Meyer's connection with female fans was central to Summit's outreach. "People want to live in that world" is how Kirkpatrick describes the bond she wanted to extend to marketing.
Meyer did readings and answered questions on her MySpace page. The studio "just continued and expanded" this relationship by sharing info with fans, first online and even on set. Kirkpatrick says the decision to work with a single creative agency, L.A.-based Cimarron Group, was deliberate to ensure a strategic, cohesive program.
In May 2008, Summit released a teaser trailer to pique curiosity and build buzz for the love story.

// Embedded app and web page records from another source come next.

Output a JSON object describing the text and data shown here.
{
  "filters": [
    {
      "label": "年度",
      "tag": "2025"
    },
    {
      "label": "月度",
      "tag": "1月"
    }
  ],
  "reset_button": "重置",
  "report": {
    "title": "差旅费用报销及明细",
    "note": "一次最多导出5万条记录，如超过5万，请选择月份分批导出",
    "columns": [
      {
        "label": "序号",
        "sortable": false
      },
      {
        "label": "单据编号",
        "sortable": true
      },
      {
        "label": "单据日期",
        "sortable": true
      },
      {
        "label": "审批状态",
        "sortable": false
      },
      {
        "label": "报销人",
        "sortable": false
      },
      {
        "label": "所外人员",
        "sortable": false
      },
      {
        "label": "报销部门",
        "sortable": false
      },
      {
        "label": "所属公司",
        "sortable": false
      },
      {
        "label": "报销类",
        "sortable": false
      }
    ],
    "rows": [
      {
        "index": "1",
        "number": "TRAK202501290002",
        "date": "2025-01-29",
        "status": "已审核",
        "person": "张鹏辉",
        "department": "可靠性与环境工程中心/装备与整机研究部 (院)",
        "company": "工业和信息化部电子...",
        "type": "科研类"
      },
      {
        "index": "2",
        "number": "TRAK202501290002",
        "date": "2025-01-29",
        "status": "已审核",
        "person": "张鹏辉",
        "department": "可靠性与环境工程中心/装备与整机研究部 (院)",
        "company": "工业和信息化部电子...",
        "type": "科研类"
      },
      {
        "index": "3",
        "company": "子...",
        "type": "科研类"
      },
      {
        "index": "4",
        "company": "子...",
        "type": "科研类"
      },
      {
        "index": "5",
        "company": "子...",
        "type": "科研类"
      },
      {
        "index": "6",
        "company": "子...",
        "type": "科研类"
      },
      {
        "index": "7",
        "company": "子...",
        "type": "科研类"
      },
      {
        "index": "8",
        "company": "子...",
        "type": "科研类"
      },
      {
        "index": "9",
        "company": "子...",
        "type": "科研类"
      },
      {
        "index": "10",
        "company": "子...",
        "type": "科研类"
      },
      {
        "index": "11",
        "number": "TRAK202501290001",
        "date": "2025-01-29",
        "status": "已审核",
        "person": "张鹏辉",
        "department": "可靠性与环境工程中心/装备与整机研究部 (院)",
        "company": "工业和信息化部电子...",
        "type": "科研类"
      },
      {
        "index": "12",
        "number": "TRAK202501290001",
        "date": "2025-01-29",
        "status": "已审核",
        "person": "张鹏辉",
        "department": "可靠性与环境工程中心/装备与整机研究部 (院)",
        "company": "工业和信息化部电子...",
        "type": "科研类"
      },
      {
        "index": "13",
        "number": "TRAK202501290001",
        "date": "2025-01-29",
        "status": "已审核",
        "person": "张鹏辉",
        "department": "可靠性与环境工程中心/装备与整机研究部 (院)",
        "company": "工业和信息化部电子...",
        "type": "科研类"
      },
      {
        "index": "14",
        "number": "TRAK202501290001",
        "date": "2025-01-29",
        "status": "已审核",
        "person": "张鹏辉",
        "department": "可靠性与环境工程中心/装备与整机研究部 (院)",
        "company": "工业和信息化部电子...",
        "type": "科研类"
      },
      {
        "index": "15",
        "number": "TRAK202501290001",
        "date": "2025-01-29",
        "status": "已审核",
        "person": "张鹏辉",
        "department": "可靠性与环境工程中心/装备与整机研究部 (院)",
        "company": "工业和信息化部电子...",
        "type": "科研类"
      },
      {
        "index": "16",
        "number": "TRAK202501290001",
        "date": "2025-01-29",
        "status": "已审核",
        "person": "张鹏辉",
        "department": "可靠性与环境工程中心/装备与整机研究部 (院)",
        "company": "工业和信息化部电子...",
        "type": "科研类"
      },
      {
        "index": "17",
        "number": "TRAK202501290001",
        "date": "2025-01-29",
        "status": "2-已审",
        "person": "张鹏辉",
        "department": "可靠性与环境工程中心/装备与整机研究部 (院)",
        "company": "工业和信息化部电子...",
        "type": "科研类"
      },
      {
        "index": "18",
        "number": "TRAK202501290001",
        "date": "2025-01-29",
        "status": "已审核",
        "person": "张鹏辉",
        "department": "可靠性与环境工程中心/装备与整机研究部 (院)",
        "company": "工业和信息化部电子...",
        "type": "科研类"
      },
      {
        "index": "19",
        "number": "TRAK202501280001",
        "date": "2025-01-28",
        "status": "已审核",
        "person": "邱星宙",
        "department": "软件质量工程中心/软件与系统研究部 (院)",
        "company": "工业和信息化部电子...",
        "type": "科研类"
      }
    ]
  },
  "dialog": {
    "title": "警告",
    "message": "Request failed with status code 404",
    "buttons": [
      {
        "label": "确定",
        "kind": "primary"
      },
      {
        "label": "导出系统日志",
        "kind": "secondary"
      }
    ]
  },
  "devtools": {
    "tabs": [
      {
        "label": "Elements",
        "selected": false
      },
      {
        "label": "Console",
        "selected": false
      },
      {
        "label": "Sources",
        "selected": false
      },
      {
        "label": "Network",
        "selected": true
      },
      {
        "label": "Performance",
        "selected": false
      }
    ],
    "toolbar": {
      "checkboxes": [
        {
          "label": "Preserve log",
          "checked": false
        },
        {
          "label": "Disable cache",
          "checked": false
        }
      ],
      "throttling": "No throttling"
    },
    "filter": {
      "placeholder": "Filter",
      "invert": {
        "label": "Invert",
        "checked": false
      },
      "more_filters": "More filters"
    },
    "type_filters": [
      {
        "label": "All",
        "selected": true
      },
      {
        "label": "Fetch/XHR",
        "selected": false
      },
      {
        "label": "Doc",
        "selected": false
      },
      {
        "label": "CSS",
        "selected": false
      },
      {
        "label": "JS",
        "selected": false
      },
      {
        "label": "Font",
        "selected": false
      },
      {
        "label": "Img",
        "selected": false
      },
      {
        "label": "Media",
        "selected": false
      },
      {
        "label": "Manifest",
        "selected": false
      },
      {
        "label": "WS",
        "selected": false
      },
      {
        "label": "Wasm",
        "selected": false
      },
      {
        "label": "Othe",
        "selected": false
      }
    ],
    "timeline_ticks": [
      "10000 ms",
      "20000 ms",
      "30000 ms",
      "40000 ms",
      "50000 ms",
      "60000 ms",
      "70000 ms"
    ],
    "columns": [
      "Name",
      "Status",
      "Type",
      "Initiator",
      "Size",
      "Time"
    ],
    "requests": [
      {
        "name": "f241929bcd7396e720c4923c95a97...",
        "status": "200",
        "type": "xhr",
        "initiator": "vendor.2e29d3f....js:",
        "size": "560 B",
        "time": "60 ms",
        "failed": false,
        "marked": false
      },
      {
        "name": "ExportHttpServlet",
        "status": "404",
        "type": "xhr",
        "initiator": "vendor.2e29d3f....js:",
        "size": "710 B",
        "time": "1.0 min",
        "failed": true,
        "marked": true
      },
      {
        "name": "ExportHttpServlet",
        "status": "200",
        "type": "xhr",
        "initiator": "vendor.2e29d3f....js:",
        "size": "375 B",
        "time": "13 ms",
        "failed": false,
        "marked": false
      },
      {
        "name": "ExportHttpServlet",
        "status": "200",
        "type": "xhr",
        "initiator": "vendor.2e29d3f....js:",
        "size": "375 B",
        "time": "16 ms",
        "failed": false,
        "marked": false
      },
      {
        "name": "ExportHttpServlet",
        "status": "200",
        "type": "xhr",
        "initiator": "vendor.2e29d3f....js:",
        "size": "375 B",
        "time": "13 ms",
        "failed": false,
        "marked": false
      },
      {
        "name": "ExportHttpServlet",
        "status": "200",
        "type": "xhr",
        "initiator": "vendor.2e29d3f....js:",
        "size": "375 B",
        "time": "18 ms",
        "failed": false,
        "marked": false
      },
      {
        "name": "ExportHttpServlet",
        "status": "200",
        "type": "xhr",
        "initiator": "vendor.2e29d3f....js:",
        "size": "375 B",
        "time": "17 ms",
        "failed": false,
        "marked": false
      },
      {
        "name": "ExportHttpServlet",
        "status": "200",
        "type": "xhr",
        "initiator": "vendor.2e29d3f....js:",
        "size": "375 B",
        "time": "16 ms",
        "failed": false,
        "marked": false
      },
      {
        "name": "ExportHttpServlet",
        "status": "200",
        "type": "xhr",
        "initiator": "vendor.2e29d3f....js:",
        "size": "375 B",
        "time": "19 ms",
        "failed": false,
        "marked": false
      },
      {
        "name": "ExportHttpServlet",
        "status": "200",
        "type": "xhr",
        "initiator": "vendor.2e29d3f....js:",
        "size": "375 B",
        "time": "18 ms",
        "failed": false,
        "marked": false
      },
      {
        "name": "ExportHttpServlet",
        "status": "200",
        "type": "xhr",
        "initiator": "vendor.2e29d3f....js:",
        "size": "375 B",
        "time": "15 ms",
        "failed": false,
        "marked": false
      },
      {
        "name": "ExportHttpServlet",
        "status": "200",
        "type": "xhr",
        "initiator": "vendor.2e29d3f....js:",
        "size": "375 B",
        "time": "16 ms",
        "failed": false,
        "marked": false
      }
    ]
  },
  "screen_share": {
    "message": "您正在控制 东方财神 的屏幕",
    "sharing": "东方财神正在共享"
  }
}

Mission accomplished. "People started going, 'Whoa, what is this?'" recalls Kirkpatrick, whose internal marketing team includes svp-creative advertising Tim Sommerfeld, svp-media Gail Heaney and evp-marketing Jack Pan.
But Comic-Con would be the real indicator of whether the flick could fill seats. Kirkpatrick recalls pulling up one Wednesday night in July to beat the midday traffic for her Thursday panel. Droves of diehards were staked out—she wondered who had the fortune of such fanaticism. "I walked over and it was for Twilight!" she says, still sounding genuinely shocked one year later. "It was a miracle [that] glass didn't shatter because of the screaming at our panel."
In the fall, marketing moved in on males and played up Twilight's action aspect. Then, weeks before the opening, "Robsten" et al. were dispatched to various malls for a Twilight Tour coinciding with the launch of movie merchandise at Hot Topic, which got four to six weeks of exposure in windows and boutiques inside the 600-plus stores. The wristband "pass" needed to access the appearances required purchasing a $30 Twilight Tee. Hot Topic's CEO credits the program with saving sales during a slump.
By Nov. 21, as the movie hit screens, the target audience was well primed, and a franchise about the undead came alive, thanks to some smart marketing.